Here’s another view of the tricycle from Barrows’ patent:
“The inventor calculates that one filling of the cells will run the vehicle from 100 to 150 miles according to the conditions of the road and load carried,” according to The Horseless Age. “The cells may be refilled wherever water fresh or salt can be procured to reduce the concentrated solution to the proper strength. Enough of the concentrated solution may be carried for a 500 mile run. The cost of refilling the cells is 50 cents.”
Barrows had high hopes for his tricycle built for two, which he claimed could be in use “24 hours per day every day in the year” for both “business and pleasure purposes.” He probably hoped to contract local manufacturers to build the tricycle in different markets, a plan not unlike that used by electric truck manufacturer Smith Electric Vehicles today.
Although I’d like to say Barrows profited from his inventions, I can’t confirm the tricycle traveled far from the drawing board. So far, I haven’t even been able to find Barrows’ obituary. Like many inventors of his day, Barrows seems to have led a middle class life, making a 19th Century living as a label cutter and manufacturer of small products, most notably mustache protectors for mugs and cups.
This “Yankee tinkerer,” as one source calls him, may never have become wealthy or famous, but he does exemplify the zeitgeist of his age. And he has not been entirely forgotten.
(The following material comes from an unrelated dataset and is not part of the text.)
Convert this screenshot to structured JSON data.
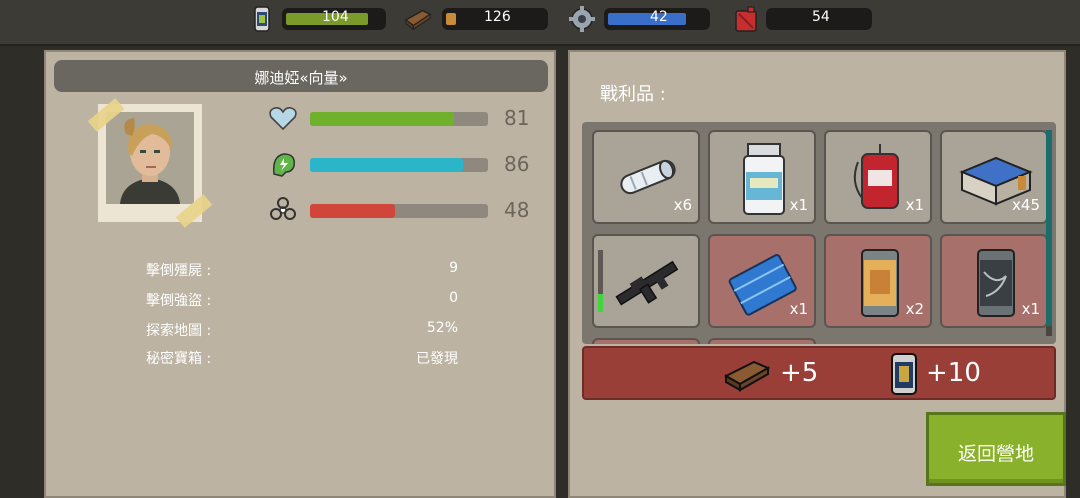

A new magnet school focused on science, technology, engineering and math opened in Windham, Conn., last year, the Charles H. Barrows STEM Academy.